● **Aim of the exercise**:
Scan the material below for the word "name", then copy every line in which it appears.

● **Supplied information**:
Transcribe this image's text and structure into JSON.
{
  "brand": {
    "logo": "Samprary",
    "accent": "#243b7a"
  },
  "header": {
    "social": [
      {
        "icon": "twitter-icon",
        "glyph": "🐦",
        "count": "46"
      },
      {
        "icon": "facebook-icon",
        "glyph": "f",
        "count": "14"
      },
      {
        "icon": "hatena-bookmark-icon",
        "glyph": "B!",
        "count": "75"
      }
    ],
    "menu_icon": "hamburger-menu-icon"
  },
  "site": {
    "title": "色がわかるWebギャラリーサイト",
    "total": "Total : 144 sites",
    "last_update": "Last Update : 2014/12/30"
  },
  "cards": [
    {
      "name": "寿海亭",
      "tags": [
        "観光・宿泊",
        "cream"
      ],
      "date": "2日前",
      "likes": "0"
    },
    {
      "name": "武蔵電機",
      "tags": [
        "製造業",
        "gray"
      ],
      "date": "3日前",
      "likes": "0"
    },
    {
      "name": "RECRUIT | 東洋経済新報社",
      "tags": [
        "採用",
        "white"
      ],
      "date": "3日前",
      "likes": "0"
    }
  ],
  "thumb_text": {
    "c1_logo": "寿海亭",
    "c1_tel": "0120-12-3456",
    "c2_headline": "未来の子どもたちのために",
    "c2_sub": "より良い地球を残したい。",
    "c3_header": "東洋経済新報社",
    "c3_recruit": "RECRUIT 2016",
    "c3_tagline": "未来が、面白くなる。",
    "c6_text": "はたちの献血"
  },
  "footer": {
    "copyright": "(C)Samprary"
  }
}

● **Answer to the problem**:
      "name": "寿海亭",
      "name": "武蔵電機",
      "name": "RECRUIT | 東洋経済新報社",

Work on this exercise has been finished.